The big question is, how can each of us enter into that pursuit?

A rainbow bright above the trees

Laser tag, go-carting, bowling, these were the ideas thrown out by Silas for his twelfth birthday party. We ended up constructing a series of fun activities of Silas’ design, which was a really fun party for him and his friends. They played the board game Wanted together, which was a hit. They were also provided with a half dozen colors of spray paint and each a plywood ‘canvas’ to try their hand at being artists. Hey, better in our back yard than on the side of a random building! I think they found it fun but not quite as easy or glamorous as expected. The rest of the party was about baseball. This is Silas’ first year of baseball, and he wanted to share that with his friends. We ended the party with a baseball movie, the Sandlot, which surprisingly had a French audio track. And we began the party by setting out bases and giving everyone a chance to swing away! The field was really muddy, but the sun was shining brightly. Suddenly it began to rain, out of nowhere. Looking across the field at the soccer game next to us every drop shone! I thought, there’s got to be a great rainbow somewhere, turned around, and there it was – the widest, brightest, most distinct rainbow I had ever seen. God’s little birthday present to Silas.

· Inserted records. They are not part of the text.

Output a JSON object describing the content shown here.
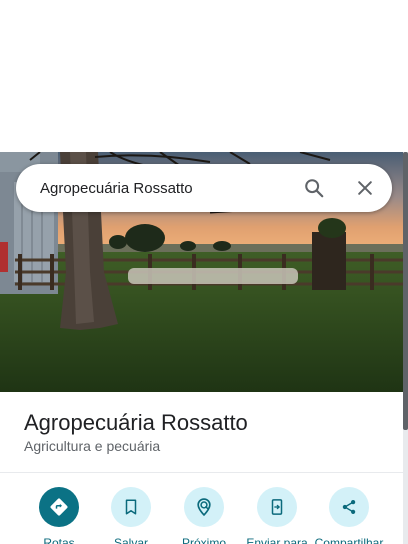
{
  "search": {
    "value": "Agropecuária Rossatto",
    "search_icon": "search-icon",
    "close_icon": "close-icon"
  },
  "place": {
    "name": "Agropecuária Rossatto",
    "category": "Agricultura e pecuária",
    "photo": "farm-photo"
  },
  "actions": [
    {
      "label": "Rotas",
      "icon": "directions-icon"
    },
    {
      "label": "Salvar",
      "icon": "bookmark-icon"
    },
    {
      "label": "Próximo",
      "icon": "nearby-icon"
    },
    {
      "label": "Enviar para",
      "icon": "send-to-phone-icon"
    },
    {
      "label": "Compartilhar",
      "icon": "share-icon"
    }
  ],
  "colors": {
    "accent": "#0b7285",
    "action_bg": "#d3f1f8",
    "action_label": "#0b6a7c",
    "title_text": "#202124",
    "secondary_text": "#5f6368"
  }
}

Closeup of our djembe, and holding the string to show how long it is.


They showed up suddenly, a few perfectly round dart like holes. Traces of “sawdust” beneath the openings showed something was still at work in there. They were on one of the boys’ prized possessions, the djembe purchased during our trip to Burkina Faso. Whatever the little buggers were they had also eaten a couple holes through the precious skin over the drum. We had to do something!

It seemed to be a furniture beetle, the larva of which bore holes after they hatch. Researching online we found a number of possible solutions. Spraying or brushing certain chemicals was recommended, but how could we be sure we actually got them, and all of them? It was also mentioned that they can’t survive extreme heat. The djembe happened to just fit into our oven, so that’s what I opted for. First I removed the skin from the drum. Once that was off, into the oven the djembe went. Slowly I raised the temperature to over 200 degrees Fahrenheit. We let it bake in there for a few hours, to make sure the temperature was hot enough to get them. The smell of the heated wood reminded me of Burkina (:

djembe chord

After we were sure nothing could have survived, it was time to restring the djembe. Do you have any idea how long the chord is? LONG! I had taken pictures before dismantling it to make sure I could remember how to put it back together. The guy we purchased the drum from in Africa took the time to tighten it for us, showing us how it’s done. He took a thick stick, put it through the chord and turned it. Working his way around the drum, section by section, he re-tied it at the end. The edges of the drum gave even a higher pitch and the center a nice solid thump. I used the handle of a solid old hammer to tighten the chords, working my way around two or three times. It’s quite a work out!

When the end of school celebration arrived, and Efrem was to play his djembe while the class sang a song for the parents, everything was ready. Want to see the video of Efrem playing on stage? Here it is!